"If you're driving from the suburb to the sports arena downtown by these blighted neighborhoods, you can't just say, 'I'm paying my taxes, government's got to fix that.' You need to get involved, you need to get involved yourself, whether through a good mentor program, or some religious charity, whatever it is to make a difference. And that's how we help resuscitate our culture."
Do not get me started about Christian charity or about the ideology of American individualism (the government is not the solution, you are). But I will say something about this strange trip from the suburbs to the stadium.

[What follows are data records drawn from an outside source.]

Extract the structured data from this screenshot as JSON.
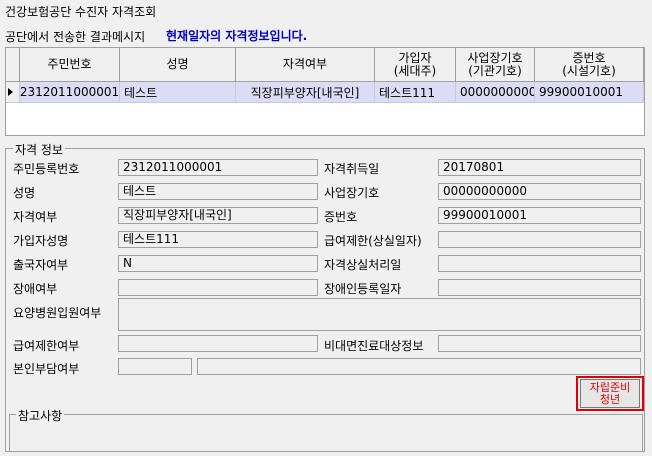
{
  "window": {
    "title": "건강보험공단 수진자 자격조회"
  },
  "message": {
    "prefix": "공단에서 전송한 결과메시지",
    "highlight": "현재일자의 자격정보입니다."
  },
  "grid": {
    "headers": [
      {
        "line1": "주민번호",
        "line2": ""
      },
      {
        "line1": "성명",
        "line2": ""
      },
      {
        "line1": "자격여부",
        "line2": ""
      },
      {
        "line1": "가입자",
        "line2": "(세대주)"
      },
      {
        "line1": "사업장기호",
        "line2": "(기관기호)"
      },
      {
        "line1": "증번호",
        "line2": "(시설기호)"
      }
    ],
    "rows": [
      {
        "ssn": "2312011000001",
        "name": "테스트",
        "status": "직장피부양자[내국인]",
        "subscriber": "테스트111",
        "biz_code": "00000000000",
        "card_no": "99900010001"
      }
    ]
  },
  "info": {
    "legend": "자격 정보",
    "fields": {
      "ssn": {
        "label": "주민등록번호",
        "value": "2312011000001"
      },
      "acquired": {
        "label": "자격취득일",
        "value": "20170801"
      },
      "name": {
        "label": "성명",
        "value": "테스트"
      },
      "biz": {
        "label": "사업장기호",
        "value": "00000000000"
      },
      "status": {
        "label": "자격여부",
        "value": "직장피부양자[내국인]"
      },
      "card": {
        "label": "증번호",
        "value": "99900010001"
      },
      "subscriber": {
        "label": "가입자성명",
        "value": "테스트111"
      },
      "restrict": {
        "label": "급여제한(상실일자)",
        "value": ""
      },
      "departure": {
        "label": "출국자여부",
        "value": "N"
      },
      "loss": {
        "label": "자격상실처리일",
        "value": ""
      },
      "disability": {
        "label": "장애여부",
        "value": ""
      },
      "disability_reg": {
        "label": "장애인등록일자",
        "value": ""
      },
      "nursing": {
        "label": "요양병원입원여부",
        "value": ""
      },
      "benefit_restrict": {
        "label": "급여제한여부",
        "value": ""
      },
      "nonface": {
        "label": "비대면진료대상정보",
        "value": ""
      },
      "copay": {
        "label": "본인부담여부",
        "value": ""
      }
    }
  },
  "button": {
    "line1": "자립준비",
    "line2": "청년"
  },
  "reference": {
    "legend": "참고사항"
  }
}
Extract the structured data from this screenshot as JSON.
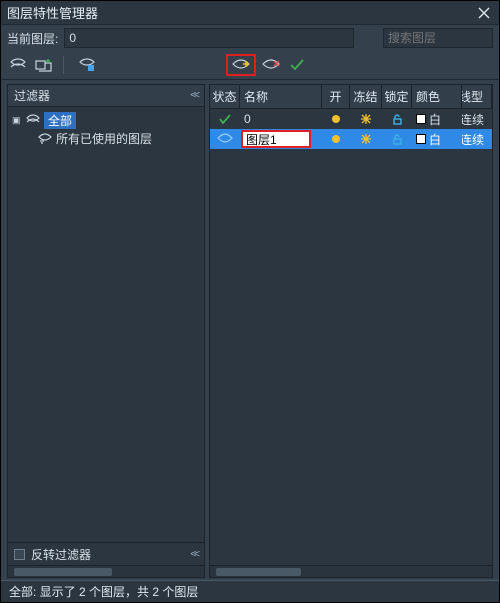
{
  "window": {
    "title": "图层特性管理器"
  },
  "topbar": {
    "current_layer_label": "当前图层:",
    "current_layer_value": "0",
    "search_placeholder": "搜索图层"
  },
  "filters": {
    "header": "过滤器",
    "collapse_glyph": "<<",
    "tree_root": "全部",
    "tree_child": "所有已使用的图层",
    "invert_label": "反转过滤器"
  },
  "grid": {
    "columns": {
      "state": "状态",
      "name": "名称",
      "on": "开",
      "freeze": "冻结",
      "lock": "锁定",
      "color": "颜色",
      "linetype": "线型"
    },
    "rows": [
      {
        "name": "0",
        "color_name": "白",
        "linetype": "连续",
        "current": true,
        "selected": false,
        "editing": false
      },
      {
        "name": "图层1",
        "color_name": "白",
        "linetype": "连续",
        "current": false,
        "selected": true,
        "editing": true
      }
    ]
  },
  "status": {
    "text": "全部: 显示了 2 个图层，共 2 个图层"
  },
  "icons": {
    "close": "close-icon",
    "search": "search-icon",
    "new_layer": "new-layer-icon",
    "new_layer_frozen": "new-layer-frozen-icon",
    "layer_states": "layer-states-icon",
    "delete_layer": "delete-layer-icon",
    "set_current": "set-current-icon",
    "checkmark": "check-icon",
    "sun": "sun-icon",
    "snowflake": "snowflake-icon",
    "unlock": "unlock-icon",
    "chevrons": "collapse-icon",
    "layer_row": "layer-row-icon"
  }
}
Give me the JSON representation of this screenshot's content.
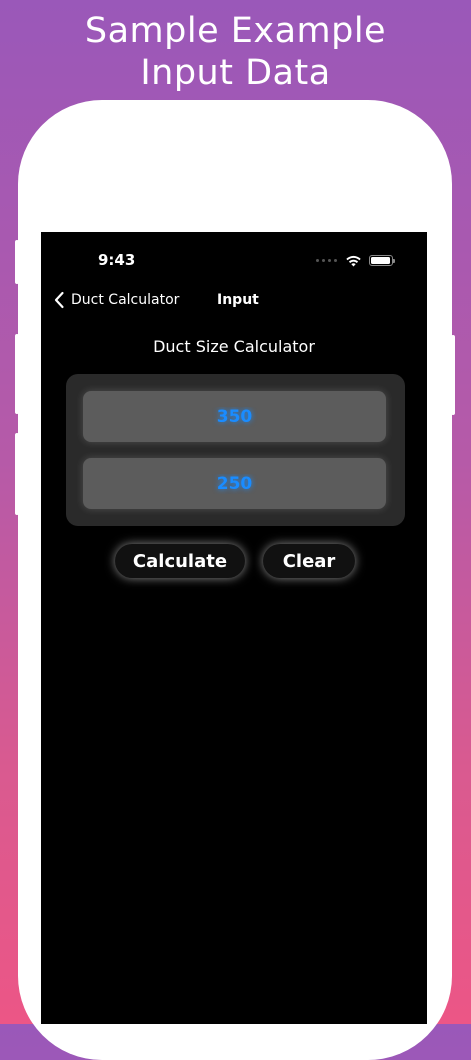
{
  "promo": {
    "title_line1": "Sample Example",
    "title_line2": "Input Data"
  },
  "status_bar": {
    "time": "9:43",
    "icons": [
      "cellular-dots-icon",
      "wifi-icon",
      "battery-icon"
    ]
  },
  "nav": {
    "back_label": "Duct Calculator",
    "title": "Input"
  },
  "calculator": {
    "heading": "Duct Size Calculator",
    "input1_value": "350",
    "input2_value": "250",
    "calculate_label": "Calculate",
    "clear_label": "Clear"
  },
  "colors": {
    "value_text": "#1a8cff",
    "screen_bg": "#000000",
    "gradient_top": "#9a58b9",
    "gradient_bottom": "#ec5686"
  }
}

The person who makes this journey is, of course, white, owns a big house, and, unlike the blacks in the core of the economically dead city, has a strong work ethic. Between the safe points of home and the arena, the driver is exposed to the streets, the "blighted neighborhoods." What is this trip telling us? The years between 2007 and 2009 do not exist in Paul Ryan's picture of American urban life. The stable suburbs apparently slept as the housing market crashed all around them and the whole world collapsed into the Great Recession. Also, gas prices have not risen one bit during this time—which is why the trip to the stadium is still so cheap. Also, the gentrification of the inner city never happened in Ryan's world—whites flew away long ago and they will never come back to those places permanently blighted by blacks. Also, the suburbs know no poor, no foreclosures, no none of that. New malls are popping up everywhere. Home values there only know how to rise and rise. All of this, as you can see, is just bizarre.